● Task directions:
Through to the final line, write out the records below exactly, omitting any images they contain.

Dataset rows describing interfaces
----------

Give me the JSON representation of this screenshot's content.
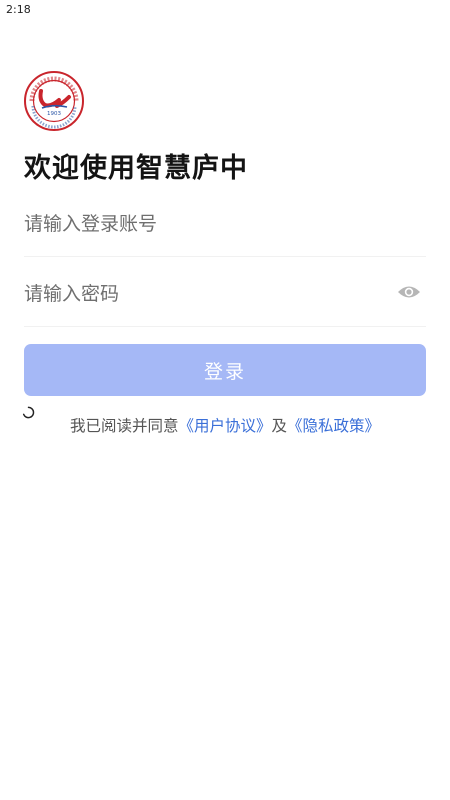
{
  "status_bar": {
    "time": "2:18"
  },
  "logo": {
    "icon": "school-crest-logo",
    "ring_text": "安徽省庐江中学",
    "year": "1903",
    "accent_color": "#c9252c",
    "blue_color": "#2a56a6"
  },
  "header": {
    "title": "欢迎使用智慧庐中"
  },
  "form": {
    "account_placeholder": "请输入登录账号",
    "password_placeholder": "请输入密码",
    "password_toggle_icon": "eye-icon",
    "login_label": "登录",
    "login_color": "#a5b8f6"
  },
  "agreement": {
    "prefix": "我已阅读并同意",
    "user_agreement": "《用户协议》",
    "connector": "及",
    "privacy_policy": "《隐私政策》",
    "link_color": "#3a6fd8"
  }
}
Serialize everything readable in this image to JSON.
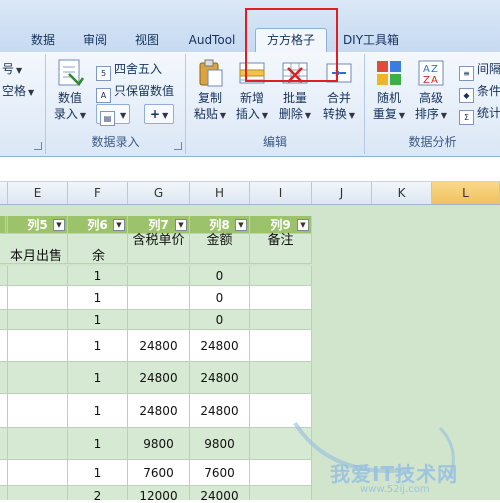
{
  "tabs": [
    "数据",
    "审阅",
    "视图",
    "AudTool",
    "方方格子",
    "DIY工具箱"
  ],
  "ribbon": {
    "left_partial": [
      "号",
      "空格"
    ],
    "g_input": {
      "label": "数据录入",
      "big_button": [
        "数值",
        "录入"
      ],
      "round": "四舍五入",
      "keep_num": "只保留数值"
    },
    "g_edit": {
      "label": "编辑",
      "buttons": [
        {
          "l1": "复制",
          "l2": "粘贴"
        },
        {
          "l1": "新增",
          "l2": "插入"
        },
        {
          "l1": "批量",
          "l2": "删除"
        },
        {
          "l1": "合并",
          "l2": "转换"
        }
      ]
    },
    "g_analysis": {
      "label": "数据分析",
      "buttons": [
        {
          "l1": "随机",
          "l2": "重复"
        },
        {
          "l1": "高级",
          "l2": "排序"
        }
      ],
      "small": [
        "间隔",
        "条件",
        "统计"
      ]
    }
  },
  "colors": {
    "accent_red": "#e02020",
    "header_green": "#9cc36b",
    "band_green": "#d6e9d2",
    "sheet_bg": "#d0e5cc"
  },
  "sheet": {
    "columns": [
      "E",
      "F",
      "G",
      "H",
      "I",
      "J",
      "K",
      "L"
    ],
    "filter_headers": [
      "列5",
      "列6",
      "列7",
      "列8",
      "列9"
    ],
    "subheaders": [
      "本月出售",
      "余",
      "含税单价",
      "金额",
      "备注"
    ],
    "rows": [
      [
        "",
        "1",
        "",
        "0",
        ""
      ],
      [
        "",
        "1",
        "",
        "0",
        ""
      ],
      [
        "",
        "1",
        "",
        "0",
        ""
      ],
      [
        "",
        "1",
        "24800",
        "24800",
        ""
      ],
      [
        "",
        "1",
        "24800",
        "24800",
        ""
      ],
      [
        "",
        "1",
        "24800",
        "24800",
        ""
      ],
      [
        "",
        "1",
        "9800",
        "9800",
        ""
      ],
      [
        "",
        "1",
        "7600",
        "7600",
        ""
      ],
      [
        "",
        "2",
        "12000",
        "24000",
        ""
      ]
    ]
  },
  "watermark": {
    "text": "我爱IT技术网",
    "url": "www.52ij.com"
  }
}
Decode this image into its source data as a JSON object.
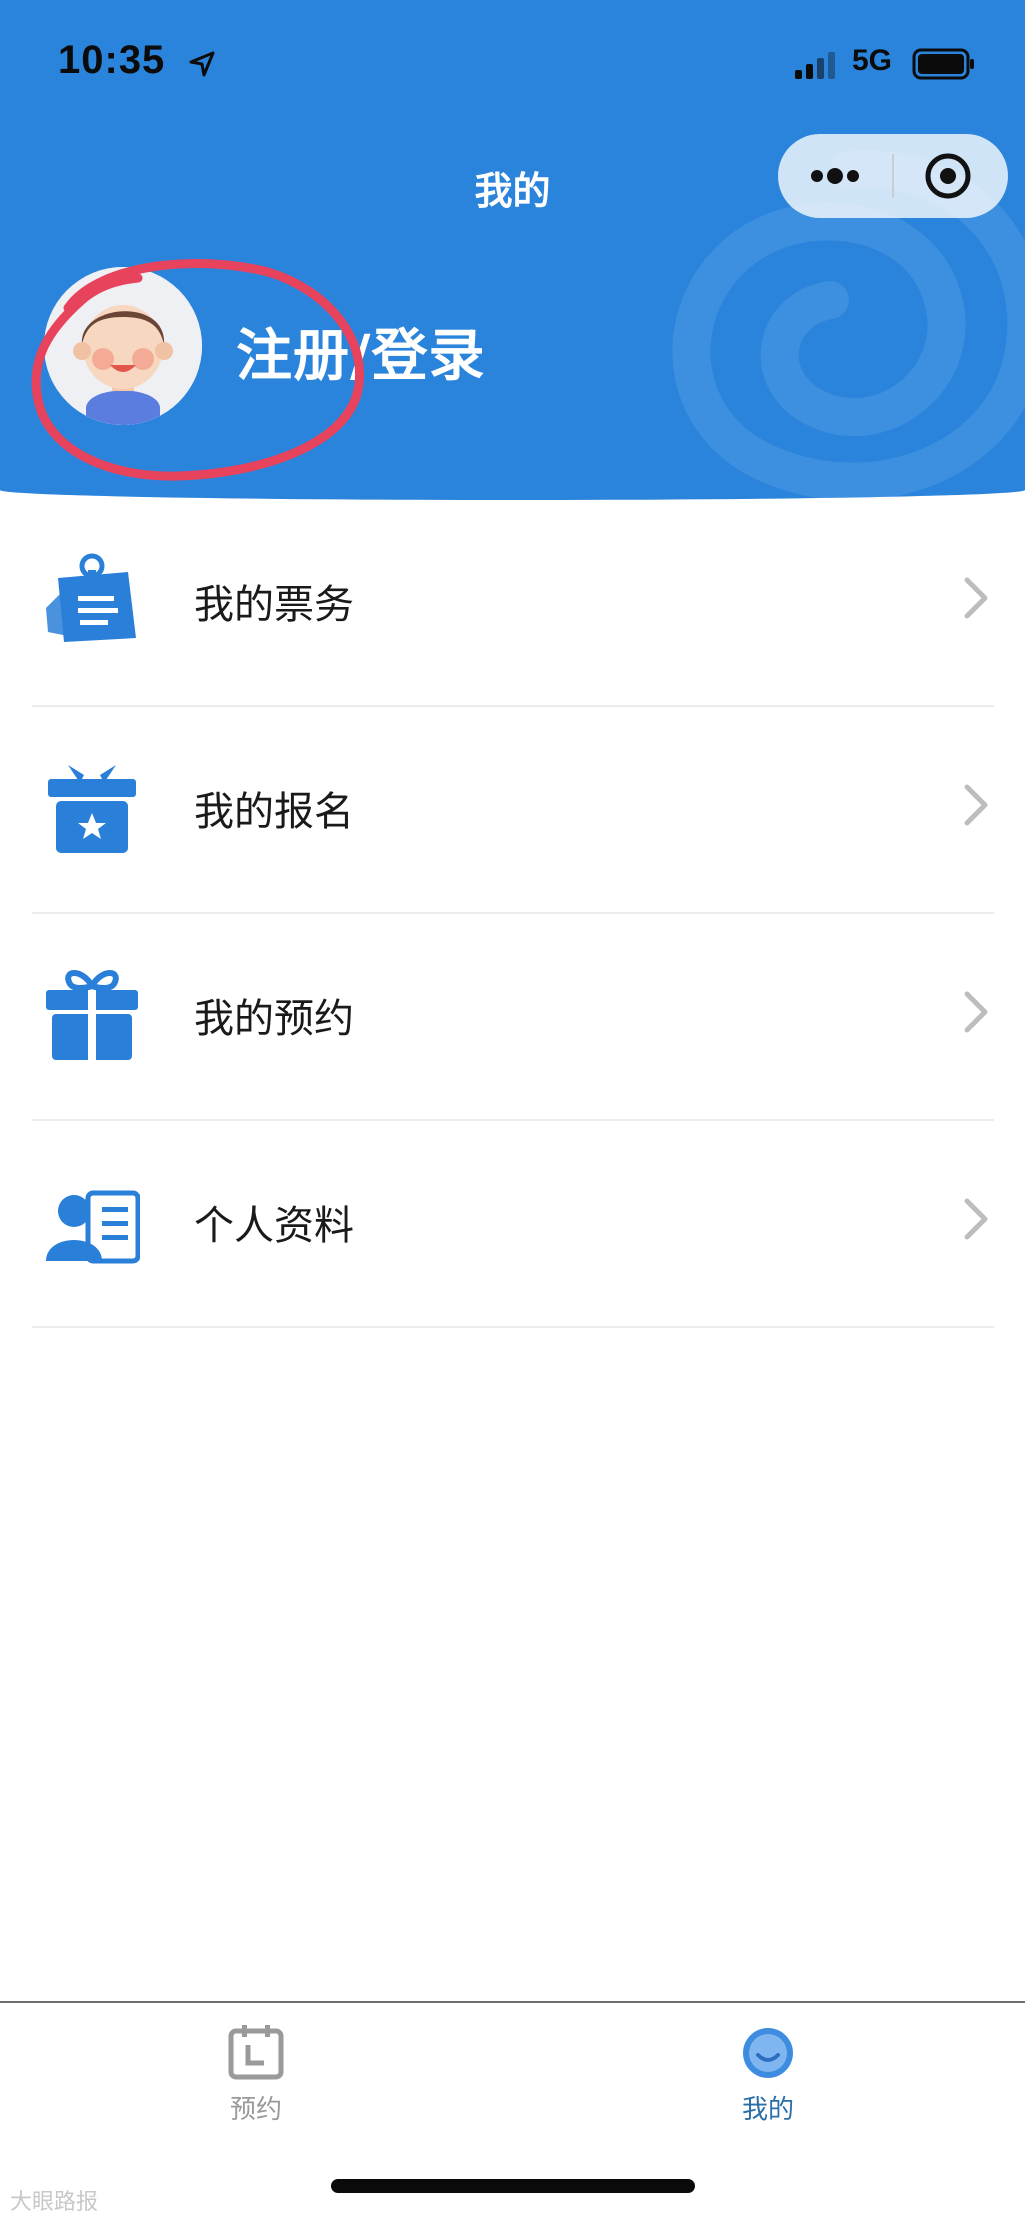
{
  "status_bar": {
    "time": "10:35",
    "network": "5G"
  },
  "nav": {
    "title": "我的"
  },
  "profile": {
    "login_label": "注册/登录"
  },
  "menu": {
    "items": [
      {
        "label": "我的票务",
        "icon": "ticket-icon"
      },
      {
        "label": "我的报名",
        "icon": "registration-box-icon"
      },
      {
        "label": "我的预约",
        "icon": "gift-icon"
      },
      {
        "label": "个人资料",
        "icon": "profile-card-icon"
      }
    ]
  },
  "tabbar": {
    "tabs": [
      {
        "label": "预约",
        "icon": "calendar-icon",
        "active": false
      },
      {
        "label": "我的",
        "icon": "user-circle-icon",
        "active": true
      }
    ]
  },
  "watermark": "大眼路报",
  "colors": {
    "header_blue": "#2b84db",
    "icon_blue": "#2a7fd8",
    "tab_active": "#2a6fa8",
    "tab_inactive": "#9a9a9a",
    "annotation_red": "#e8435c"
  }
}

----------

● Task result:
Give me the JSON representation of this screenshot's content.
{
  "status_bar": {
    "time": "2:18"
  },
  "logo": {
    "icon": "school-crest-logo",
    "ring_text": "安徽省庐江中学",
    "year": "1903",
    "accent_color": "#c9252c",
    "blue_color": "#2a56a6"
  },
  "header": {
    "title": "欢迎使用智慧庐中"
  },
  "form": {
    "account_placeholder": "请输入登录账号",
    "password_placeholder": "请输入密码",
    "password_toggle_icon": "eye-icon",
    "login_label": "登录",
    "login_color": "#a5b8f6"
  },
  "agreement": {
    "prefix": "我已阅读并同意",
    "user_agreement": "《用户协议》",
    "connector": "及",
    "privacy_policy": "《隐私政策》",
    "link_color": "#3a6fd8"
  }
}
Serialize everything readable in this image to JSON.
{
  "tabs": [
    "数据",
    "审阅",
    "视图",
    "AudTool",
    "方方格子",
    "DIY工具箱"
  ],
  "ribbon": {
    "left_partial": [
      "号",
      "空格"
    ],
    "g_input": {
      "label": "数据录入",
      "big_button": [
        "数值",
        "录入"
      ],
      "round": "四舍五入",
      "keep_num": "只保留数值"
    },
    "g_edit": {
      "label": "编辑",
      "buttons": [
        {
          "l1": "复制",
          "l2": "粘贴"
        },
        {
          "l1": "新增",
          "l2": "插入"
        },
        {
          "l1": "批量",
          "l2": "删除"
        },
        {
          "l1": "合并",
          "l2": "转换"
        }
      ]
    },
    "g_analysis": {
      "label": "数据分析",
      "buttons": [
        {
          "l1": "随机",
          "l2": "重复"
        },
        {
          "l1": "高级",
          "l2": "排序"
        }
      ],
      "small": [
        "间隔",
        "条件",
        "统计"
      ]
    }
  },
  "colors": {
    "accent_red": "#e02020",
    "header_green": "#9cc36b",
    "band_green": "#d6e9d2",
    "sheet_bg": "#d0e5cc"
  },
  "sheet": {
    "columns": [
      "E",
      "F",
      "G",
      "H",
      "I",
      "J",
      "K",
      "L"
    ],
    "filter_headers": [
      "列5",
      "列6",
      "列7",
      "列8",
      "列9"
    ],
    "subheaders": [
      "本月出售",
      "余",
      "含税单价",
      "金额",
      "备注"
    ],
    "rows": [
      [
        "",
        "1",
        "",
        "0",
        ""
      ],
      [
        "",
        "1",
        "",
        "0",
        ""
      ],
      [
        "",
        "1",
        "",
        "0",
        ""
      ],
      [
        "",
        "1",
        "24800",
        "24800",
        ""
      ],
      [
        "",
        "1",
        "24800",
        "24800",
        ""
      ],
      [
        "",
        "1",
        "24800",
        "24800",
        ""
      ],
      [
        "",
        "1",
        "9800",
        "9800",
        ""
      ],
      [
        "",
        "1",
        "7600",
        "7600",
        ""
      ],
      [
        "",
        "2",
        "12000",
        "24000",
        ""
      ]
    ]
  },
  "watermark": {
    "text": "我爱IT技术网",
    "url": "www.52ij.com"
  }
}
Decode this image into its source data as a JSON object.
{
  "status_bar": {
    "time": "10:35",
    "network": "5G"
  },
  "nav": {
    "title": "我的"
  },
  "profile": {
    "login_label": "注册/登录"
  },
  "menu": {
    "items": [
      {
        "label": "我的票务",
        "icon": "ticket-icon"
      },
      {
        "label": "我的报名",
        "icon": "registration-box-icon"
      },
      {
        "label": "我的预约",
        "icon": "gift-icon"
      },
      {
        "label": "个人资料",
        "icon": "profile-card-icon"
      }
    ]
  },
  "tabbar": {
    "tabs": [
      {
        "label": "预约",
        "icon": "calendar-icon",
        "active": false
      },
      {
        "label": "我的",
        "icon": "user-circle-icon",
        "active": true
      }
    ]
  },
  "watermark": "大眼路报",
  "colors": {
    "header_blue": "#2b84db",
    "icon_blue": "#2a7fd8",
    "tab_active": "#2a6fa8",
    "tab_inactive": "#9a9a9a",
    "annotation_red": "#e8435c"
  }
}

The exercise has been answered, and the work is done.